Garofoli: How a Trump indictment could change California’s GOP primary -- Trump can’t afford to blow off California if he wants to be the Republican nominee again. He may still lead Florida Gov. Ron DeSantis in national polling, but DeSantis is beating him in California, according to the February Berkeley IGS Poll. Trump doesn’t want to be trailing in California, the state that will again offer the largest haul of delegates needed to capture the nomination. Joe Garofoli in the San Francisco Chronicle$ -- 3/26/23

McManus: The law is on Trump’s tail, and he sounds pretty worried -- Donald Trump is beginning to sound panicky. Doyle McManus in the Los Angeles Times$ -- 3/26/23

Storm Train

Monterey spent one-fifth what Santa Cruz did on Pajaro River flood control. Did that contribute to catastrophic levee break? -- But a Bay Area News Group review reveals there had been significantly less flood control work on the south bank where the levee failed this month, catastrophically flooding the small farming town of Pajaro, than along the north bank, where the city of Watsonville escaped a similar fate. John Woolfolk in the San Jose Mercury$ -- 3/26/23

Will this week’s storms lead to more Bay Area highway closures? -- Since December, storms have caused more than $638 million in damage to the state’s highways, according to Caltrans. Ricardo Cano in the San Francisco Chronicle$ -- 3/26/23


What are California lawmakers doing to fix the housing crisis? A look at 2023’s new bills -- Some of the proposals include letting religious organizations quickly build affordable homes on their excess land and lowering the cap on how much landlords can raise rents each year. Others would ask voters to add housing as a human right to the state Constitution and ease barriers homeowners face when building duplexes in their single-family neighborhoods. Hannah Wiley in the Los Angeles Times$ -- 3/26/23

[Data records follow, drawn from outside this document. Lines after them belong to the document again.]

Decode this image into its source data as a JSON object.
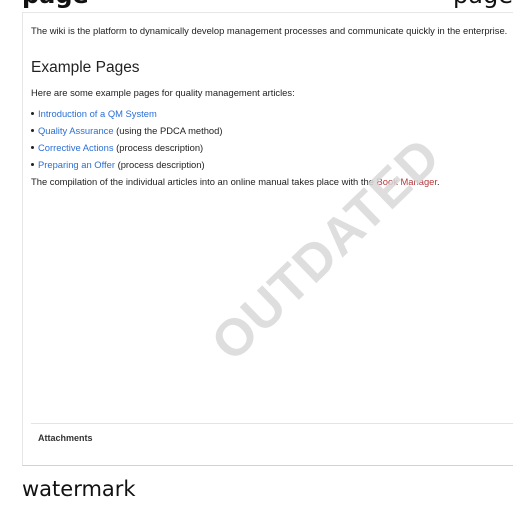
{
  "heading_cut": {
    "left_text": "page",
    "right_text": "page"
  },
  "intro_text": "The wiki is the platform to dynamically develop management processes and communicate quickly in the enterprise.",
  "section": {
    "title": "Example Pages",
    "subtext": "Here are some example pages for quality management articles:"
  },
  "examples": [
    {
      "link": "Introduction of a QM System",
      "suffix": ""
    },
    {
      "link": "Quality Assurance",
      "suffix": " (using the PDCA method)"
    },
    {
      "link": "Corrective Actions",
      "suffix": " (process description)"
    },
    {
      "link": "Preparing an Offer",
      "suffix": " (process description)"
    }
  ],
  "compilation": {
    "prefix": "The compilation of the individual articles into an online manual takes place with the ",
    "link": "Book Manager",
    "suffix": "."
  },
  "attachments_label": "Attachments",
  "watermark_text": "OUTDATED",
  "caption": "watermark",
  "colors": {
    "link": "#2a6fd6",
    "red_link": "#b0393d",
    "watermark": "#d8d8d8"
  }
}
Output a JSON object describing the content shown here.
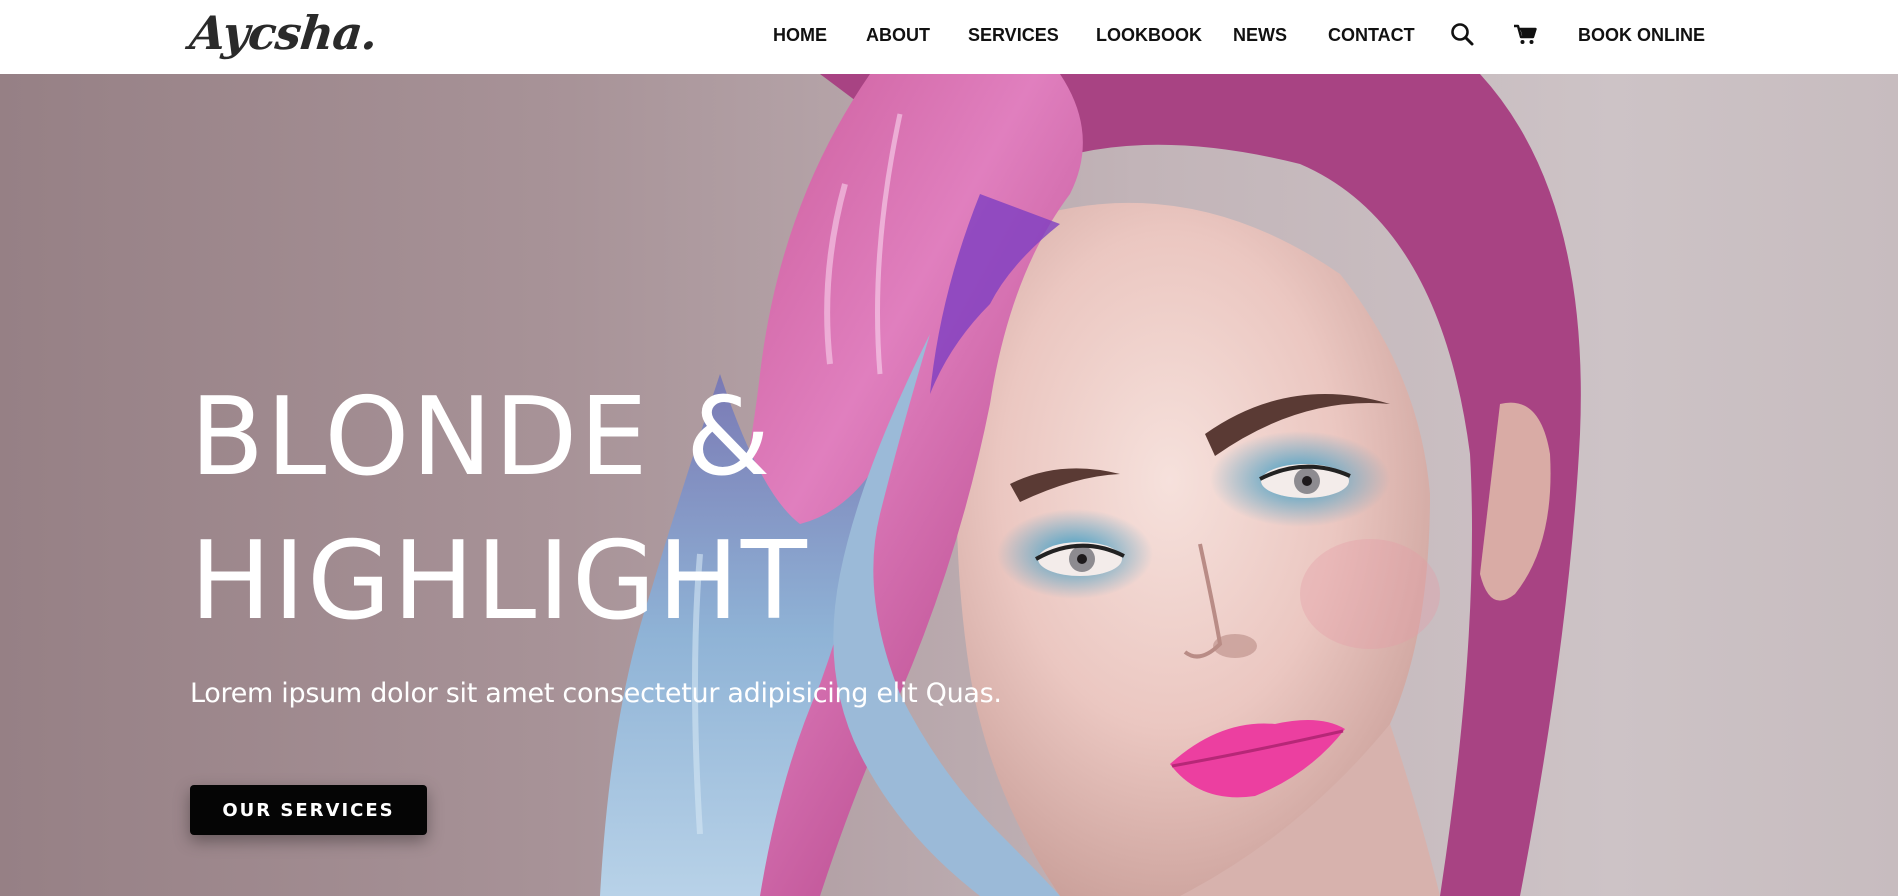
{
  "brand": {
    "logo_text": "Aycsha."
  },
  "nav": {
    "items": [
      "HOME",
      "ABOUT",
      "SERVICES",
      "LOOKBOOK",
      "NEWS",
      "CONTACT"
    ],
    "search_icon": "search-icon",
    "cart_icon": "cart-icon",
    "book_label": "BOOK ONLINE"
  },
  "hero": {
    "title_line1": "BLONDE &",
    "title_line2": "HIGHLIGHT",
    "subtitle": "Lorem ipsum dolor sit amet consectetur adipisicing elit Quas.",
    "cta_label": "OUR SERVICES",
    "image": "portrait-photo"
  },
  "colors": {
    "nav_background": "#ffffff",
    "nav_text": "#111111",
    "hero_text": "#ffffff",
    "cta_background": "#050505",
    "hair_pink": "#d45aa8",
    "hair_blue": "#8fb3d6",
    "lips": "#ec3fa0"
  }
}
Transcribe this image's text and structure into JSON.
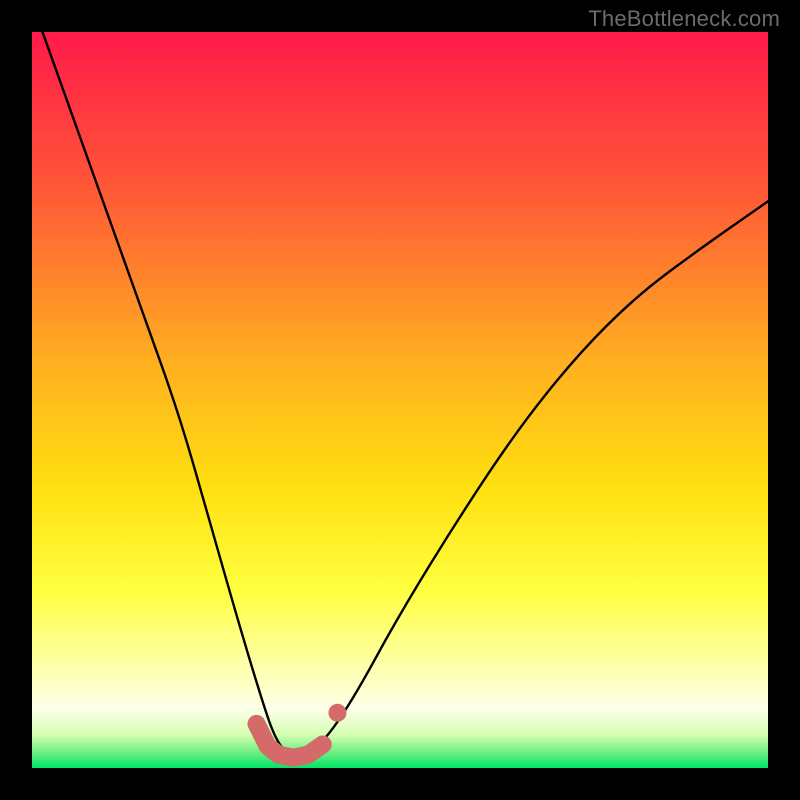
{
  "watermark": "TheBottleneck.com",
  "colors": {
    "gradient_top": "#ff1a4a",
    "gradient_mid1": "#ff7a2a",
    "gradient_mid2": "#ffd400",
    "gradient_mid3": "#ffff66",
    "gradient_mid4": "#fdffd0",
    "gradient_bottom": "#00e566",
    "curve": "#000000",
    "marker": "#d46a6a",
    "frame": "#000000"
  },
  "chart_data": {
    "type": "line",
    "title": "",
    "xlabel": "",
    "ylabel": "",
    "xlim": [
      0,
      1
    ],
    "ylim": [
      0,
      1
    ],
    "series": [
      {
        "name": "bottleneck-curve",
        "x": [
          0.0,
          0.05,
          0.1,
          0.15,
          0.2,
          0.24,
          0.28,
          0.31,
          0.33,
          0.35,
          0.37,
          0.4,
          0.44,
          0.5,
          0.58,
          0.66,
          0.74,
          0.82,
          0.9,
          1.0
        ],
        "y": [
          1.04,
          0.9,
          0.76,
          0.62,
          0.48,
          0.34,
          0.2,
          0.1,
          0.04,
          0.015,
          0.015,
          0.04,
          0.1,
          0.21,
          0.34,
          0.46,
          0.56,
          0.64,
          0.7,
          0.77
        ]
      }
    ],
    "markers": {
      "name": "highlighted-range",
      "color": "#d46a6a",
      "points": [
        {
          "x": 0.305,
          "y": 0.06
        },
        {
          "x": 0.32,
          "y": 0.03
        },
        {
          "x": 0.335,
          "y": 0.018
        },
        {
          "x": 0.355,
          "y": 0.014
        },
        {
          "x": 0.375,
          "y": 0.018
        },
        {
          "x": 0.395,
          "y": 0.032
        },
        {
          "x": 0.415,
          "y": 0.075
        }
      ]
    }
  }
}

Could the Silicon Valley Bank collapse be a good thing for Bay Area homebuyers? -- The Silicon Valley Bank meltdown has roiled the banking system, financial markets, the tech sector and even the Napa Valley wine industry. But the economic instability is also bringing a measure of relief to homebuyers struggling to afford a Bay Area real estate market where prices are starting to rebound after months of declines: lower mortgage rates. Ethan Varian in the San Jose Mercury$ -- 3/26/23

Pentagon & Silicon Valley

Pentagon Woos Silicon Valley to Join Ranks of Arms Makers -- The Pentagon is seeking to enlist Silicon Valley startups in its effort to fund and develop new weapons technology and more-nimble suppliers, as the U.S. races to keep pace with China’s military advances. Sharon Weinberger, Robert Wall and Doug Cameron in the Wall Street Journal$ -- 3/26/23


Bad bets, dysfunction: Inside the collapse of the Skid Row Housing Trust -- The Skid Row Housing Trust was a model for nonprofits housing homeless people in Los Angeles. Behind the scenes, it was imploding — leaving tenants in squalor. Doug Smith, Benjamin Oreskes in the Los Angeles Times$ -- 3/26/23

Once hounded by police, LA street vendors find new freedom -- Mario Ramos, one of Los Angeles’s thousands of street vendors, went from fearing police to obtaining a health permit for his business selling homemade ice cream. Silvia Foster-Frau in the Washington Post$ -- 3/26/23


For some, TikTok is a path to riches and the American dream. With a ban, it could all disappear -- As the Biden administration weighs a ban on the app, many budding entrepreneurs fear losing a tool that has helped them build a robust customer base. Jaimie Ding in the Los Angeles Times$ -- 3/26/23

Also . .

San Francisco Fights Urban Disorder—and Goes After a Little Free Library -- City officials dropped the heavy hammer of government on the mini library due to what officials said was a single anonymous complaint. Jim Carlton in the Wall Street Journal$ -- 3/26/23